*** Source material ***

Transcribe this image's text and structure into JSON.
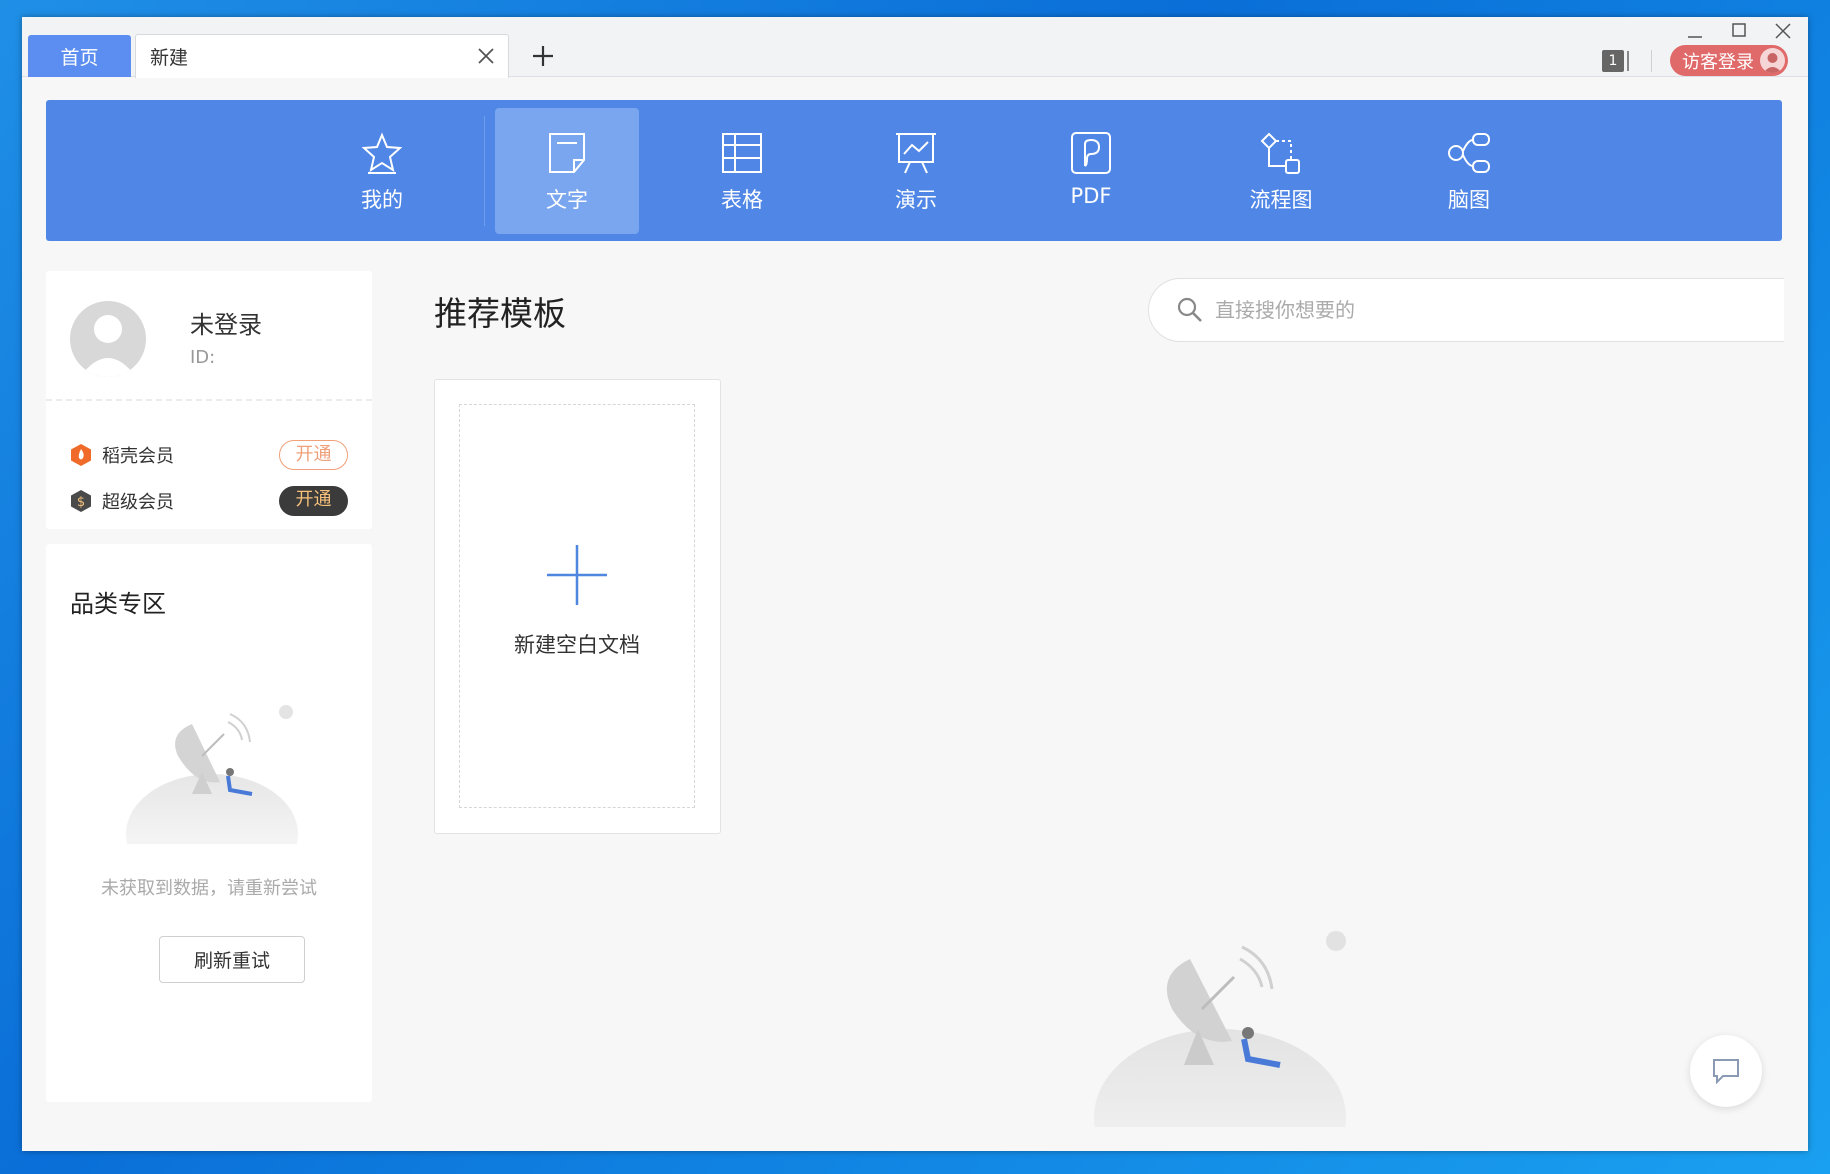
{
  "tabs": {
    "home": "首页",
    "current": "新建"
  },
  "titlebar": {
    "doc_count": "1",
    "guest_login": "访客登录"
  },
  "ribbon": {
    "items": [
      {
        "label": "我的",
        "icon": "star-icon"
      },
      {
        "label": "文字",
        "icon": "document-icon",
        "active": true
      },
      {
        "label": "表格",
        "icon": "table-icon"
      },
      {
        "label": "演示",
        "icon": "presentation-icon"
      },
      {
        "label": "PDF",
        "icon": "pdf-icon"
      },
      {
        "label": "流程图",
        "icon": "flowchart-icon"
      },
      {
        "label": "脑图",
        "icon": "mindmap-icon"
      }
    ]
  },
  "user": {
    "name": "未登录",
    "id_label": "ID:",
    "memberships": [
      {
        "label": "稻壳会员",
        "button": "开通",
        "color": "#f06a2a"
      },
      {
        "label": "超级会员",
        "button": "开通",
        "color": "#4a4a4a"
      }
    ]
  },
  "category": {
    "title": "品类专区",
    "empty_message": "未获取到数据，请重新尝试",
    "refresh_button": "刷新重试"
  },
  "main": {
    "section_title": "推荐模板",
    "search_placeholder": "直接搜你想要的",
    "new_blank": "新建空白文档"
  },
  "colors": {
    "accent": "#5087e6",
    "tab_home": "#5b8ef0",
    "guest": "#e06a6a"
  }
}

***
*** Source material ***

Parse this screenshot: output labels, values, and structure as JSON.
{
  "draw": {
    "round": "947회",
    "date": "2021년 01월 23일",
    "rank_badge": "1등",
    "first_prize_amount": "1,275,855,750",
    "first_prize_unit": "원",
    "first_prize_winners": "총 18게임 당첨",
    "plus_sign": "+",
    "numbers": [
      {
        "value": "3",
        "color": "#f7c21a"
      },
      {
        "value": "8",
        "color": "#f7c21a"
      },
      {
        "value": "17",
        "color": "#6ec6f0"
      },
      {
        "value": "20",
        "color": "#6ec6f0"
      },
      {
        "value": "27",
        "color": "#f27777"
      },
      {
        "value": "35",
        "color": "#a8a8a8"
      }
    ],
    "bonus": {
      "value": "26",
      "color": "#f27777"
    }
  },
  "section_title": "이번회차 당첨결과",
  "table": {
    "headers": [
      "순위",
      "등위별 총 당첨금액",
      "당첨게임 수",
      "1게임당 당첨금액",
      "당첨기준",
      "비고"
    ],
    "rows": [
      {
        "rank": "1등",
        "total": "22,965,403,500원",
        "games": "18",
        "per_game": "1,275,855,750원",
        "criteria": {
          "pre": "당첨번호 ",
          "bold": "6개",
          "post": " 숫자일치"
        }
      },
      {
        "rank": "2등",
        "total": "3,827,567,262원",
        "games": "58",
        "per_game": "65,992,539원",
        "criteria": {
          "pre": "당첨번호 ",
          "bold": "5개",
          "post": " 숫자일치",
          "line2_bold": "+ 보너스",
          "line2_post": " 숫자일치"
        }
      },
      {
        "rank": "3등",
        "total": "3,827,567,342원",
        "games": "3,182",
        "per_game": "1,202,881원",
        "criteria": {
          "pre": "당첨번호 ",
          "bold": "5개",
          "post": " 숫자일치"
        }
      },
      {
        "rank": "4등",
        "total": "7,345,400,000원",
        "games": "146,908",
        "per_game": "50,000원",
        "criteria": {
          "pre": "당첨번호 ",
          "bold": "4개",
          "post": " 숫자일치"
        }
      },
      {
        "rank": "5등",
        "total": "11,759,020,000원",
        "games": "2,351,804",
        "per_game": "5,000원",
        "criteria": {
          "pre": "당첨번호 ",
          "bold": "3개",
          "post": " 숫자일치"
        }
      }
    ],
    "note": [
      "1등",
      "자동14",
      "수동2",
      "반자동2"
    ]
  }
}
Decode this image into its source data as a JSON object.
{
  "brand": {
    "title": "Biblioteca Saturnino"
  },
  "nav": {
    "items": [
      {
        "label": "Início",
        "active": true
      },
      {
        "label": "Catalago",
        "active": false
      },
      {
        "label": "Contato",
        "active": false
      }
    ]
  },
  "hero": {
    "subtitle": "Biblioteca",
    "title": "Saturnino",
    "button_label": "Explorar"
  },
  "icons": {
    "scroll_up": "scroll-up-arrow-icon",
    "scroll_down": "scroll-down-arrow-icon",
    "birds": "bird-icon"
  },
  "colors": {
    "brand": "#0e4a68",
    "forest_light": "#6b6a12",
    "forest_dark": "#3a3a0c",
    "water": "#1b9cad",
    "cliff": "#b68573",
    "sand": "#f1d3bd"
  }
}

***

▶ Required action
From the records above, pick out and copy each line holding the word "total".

▶ Written solution
        "total": "22,965,403,500원",
        "total": "3,827,567,262원",
        "total": "3,827,567,342원",
        "total": "7,345,400,000원",
        "total": "11,759,020,000원",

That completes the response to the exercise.